Investigating the anti-metastatic activity of semaphorin-3F
MetadataShow full item record
Metastasis is the leading cause of cancer-related deaths. Although there are many factors that promote and facilitate invasive tumors—angiogenesis and lymphangiogenesis provide a means by which invasive tumor cells can spread to distant organs. Semaphorins (SEMAs) were originally discovered for their role in axon guidance during development, however, SEMAs are now known for their anti-metastatic potential. SEMA3F is a 95-kDA protein that induces both anti-angiogenic and anti-lymphangiogenic effects by binding its receptor, Neuropilin 2 (NRP2). SEMA3F-induced signaling via NRP2/plexinA1 complexes inhibits RhoA and results in f-actin depolymerization. SEMA3F may also inhibit angiogenic and lymphangiogenic signaling by competitive inhibition of VEGF-C and VEGF-A binding to NRP2. In this study we have purified SEMA3F protein for use in several in vitro and in vivo studies. Endothelial cell spheroids were unable to produce sprouts during an in vitro spheroid sprouting assay when treated with SEMA3F. In addition, treatment with SEMA3F induced f-actin depolymerization and cell collapse during in vitro endothelial cell collapse assays. A375SM human melanoma cells were injected in nude mice and treated with SEMA3F purified protein. The resultant tumors showed decreased intra- and peri-tumoral lymphatic and vascular densities. Tumors in SEMA3F treated mice were also found to be more necrotic than those of the control. In a second study, slow release osmotic pumps containing SEMA3F protein were implanted in Nrp2+/LacZ heterozygous mice prior to the injection of B16F10 mouse melanoma cells. These mice exhibited decreased tumor volumes indicating SEMA3F may inhibit tumorigenesis.

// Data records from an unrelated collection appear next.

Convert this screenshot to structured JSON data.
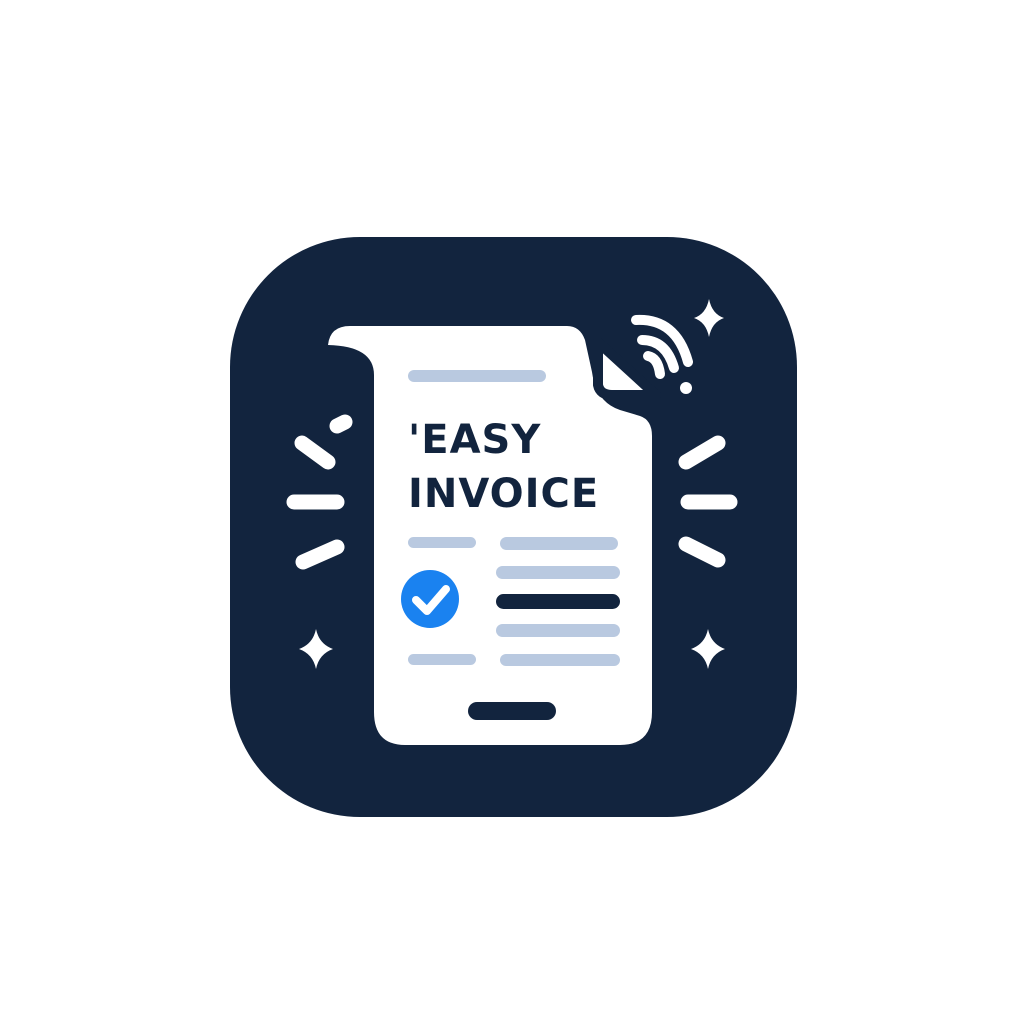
{
  "logo": {
    "title_line_1": "'EASY",
    "title_line_2": "INVOICE"
  },
  "icons": [
    "invoice-document-icon",
    "signal-waves-icon",
    "checkmark-badge-icon",
    "sparkle-icon",
    "burst-lines-icon"
  ],
  "colors": {
    "background": "#ffffff",
    "tile": "#12243e",
    "paper": "#ffffff",
    "line_light": "#b9c9e0",
    "line_dark": "#12243e",
    "check_badge": "#1a82f0"
  }
}
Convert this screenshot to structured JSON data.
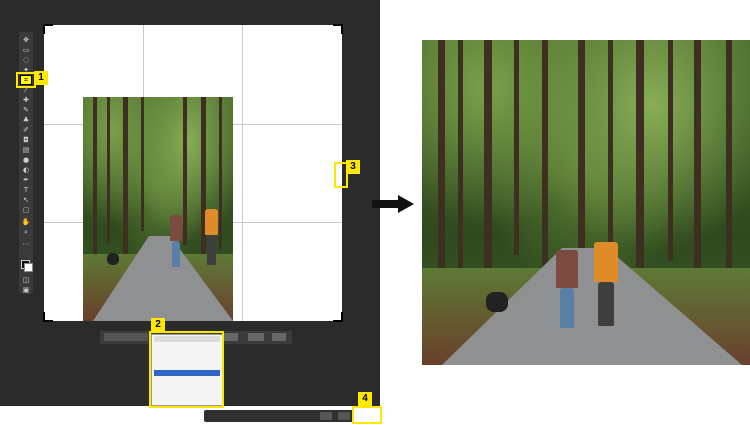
{
  "badges": {
    "one": "1",
    "two": "2",
    "three": "3",
    "four": "4"
  },
  "icons": {
    "crop": "crop-icon",
    "arrow": "arrow-right-icon"
  },
  "colors": {
    "highlight": "#ffe800",
    "editor_bg": "#2b2b2b",
    "selection": "#2e67c9"
  }
}
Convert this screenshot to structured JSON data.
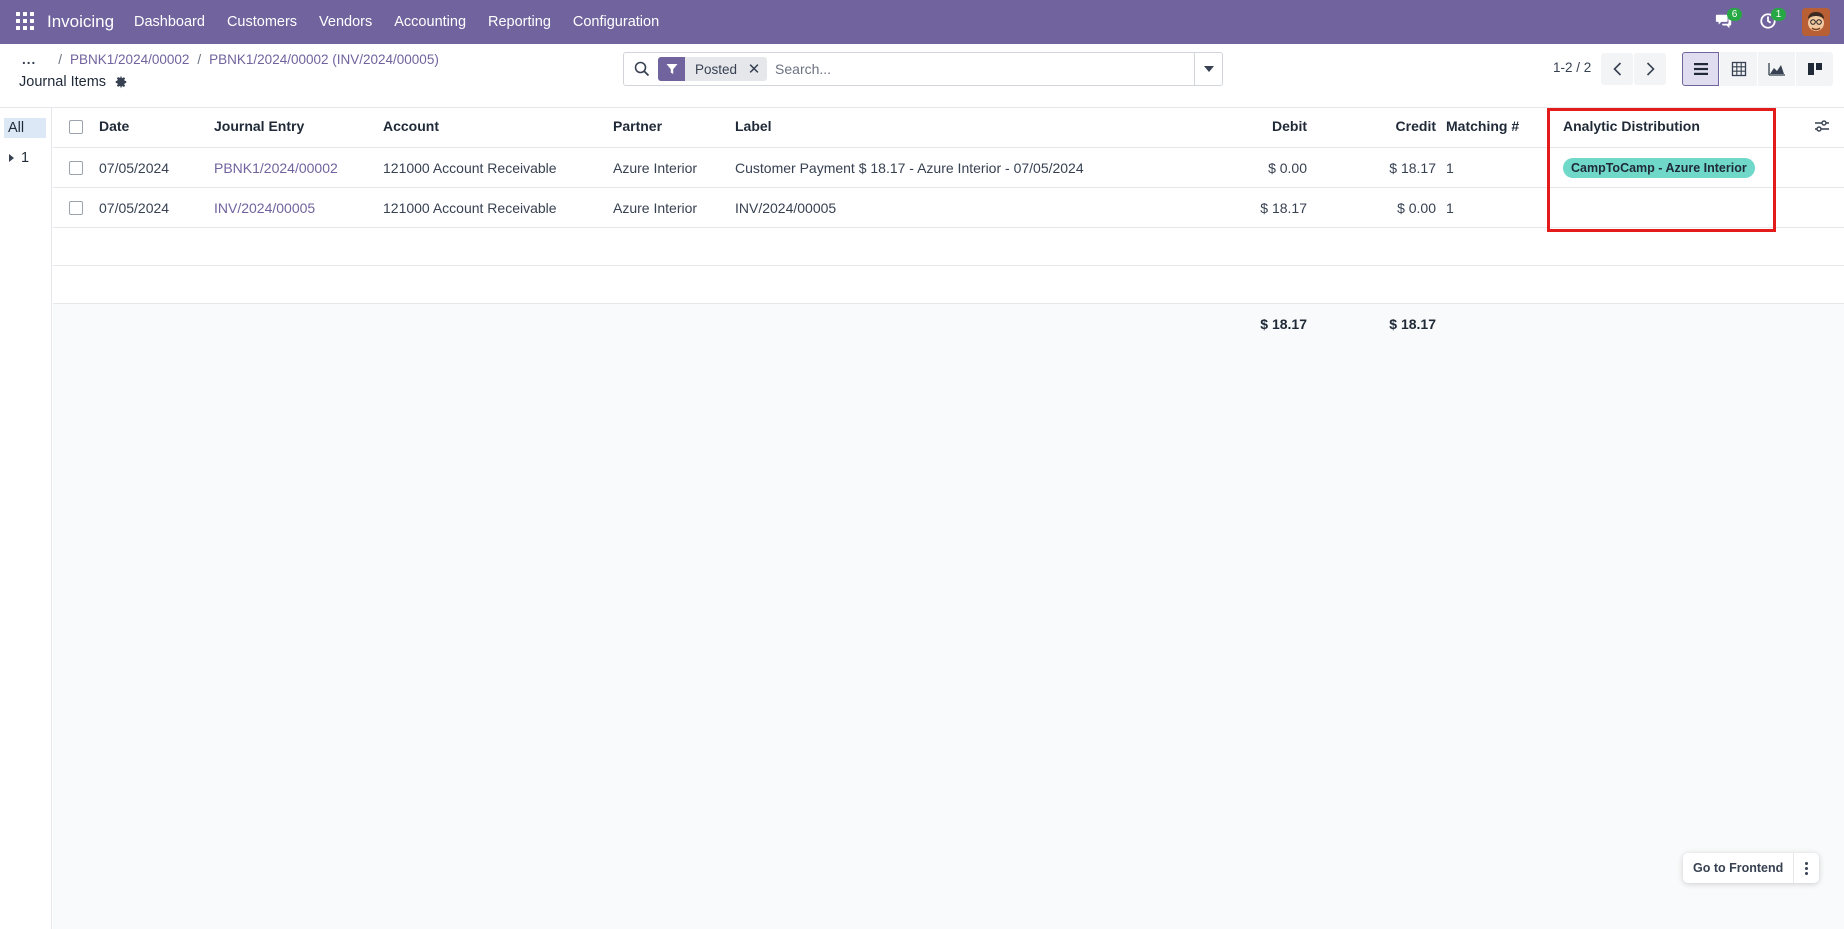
{
  "navbar": {
    "brand": "Invoicing",
    "menu": [
      "Dashboard",
      "Customers",
      "Vendors",
      "Accounting",
      "Reporting",
      "Configuration"
    ],
    "messages_count": "6",
    "activities_count": "1",
    "color": "#71639e"
  },
  "breadcrumb": {
    "dots": "...",
    "items": [
      "PBNK1/2024/00002",
      "PBNK1/2024/00002 (INV/2024/00005)"
    ]
  },
  "page_title": "Journal Items",
  "search": {
    "facet": "Posted",
    "placeholder": "Search..."
  },
  "pager": {
    "range": "1-2 / 2"
  },
  "side_panel": {
    "all_label": "All",
    "group": "1"
  },
  "table": {
    "headers": {
      "date": "Date",
      "journal_entry": "Journal Entry",
      "account": "Account",
      "partner": "Partner",
      "label": "Label",
      "debit": "Debit",
      "credit": "Credit",
      "matching": "Matching #",
      "analytic": "Analytic Distribution"
    },
    "rows": [
      {
        "date": "07/05/2024",
        "journal_entry": "PBNK1/2024/00002",
        "account": "121000 Account Receivable",
        "partner": "Azure Interior",
        "label": "Customer Payment $ 18.17 - Azure Interior - 07/05/2024",
        "debit": "$ 0.00",
        "credit": "$ 18.17",
        "matching": "1",
        "analytic": "CampToCamp - Azure Interior"
      },
      {
        "date": "07/05/2024",
        "journal_entry": "INV/2024/00005",
        "account": "121000 Account Receivable",
        "partner": "Azure Interior",
        "label": "INV/2024/00005",
        "debit": "$ 18.17",
        "credit": "$ 0.00",
        "matching": "1",
        "analytic": ""
      }
    ],
    "totals": {
      "debit": "$ 18.17",
      "credit": "$ 18.17"
    }
  },
  "frontend_button": {
    "label": "Go to Frontend"
  },
  "colors": {
    "accent": "#71639e",
    "tag": "#6fd8c8",
    "highlight": "#e31b1b"
  }
}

These results indicate the potential of SEMA3F as an anti-metastatic/anti-tumorigenic therapeutic.
Thesis (M.A.)--Boston University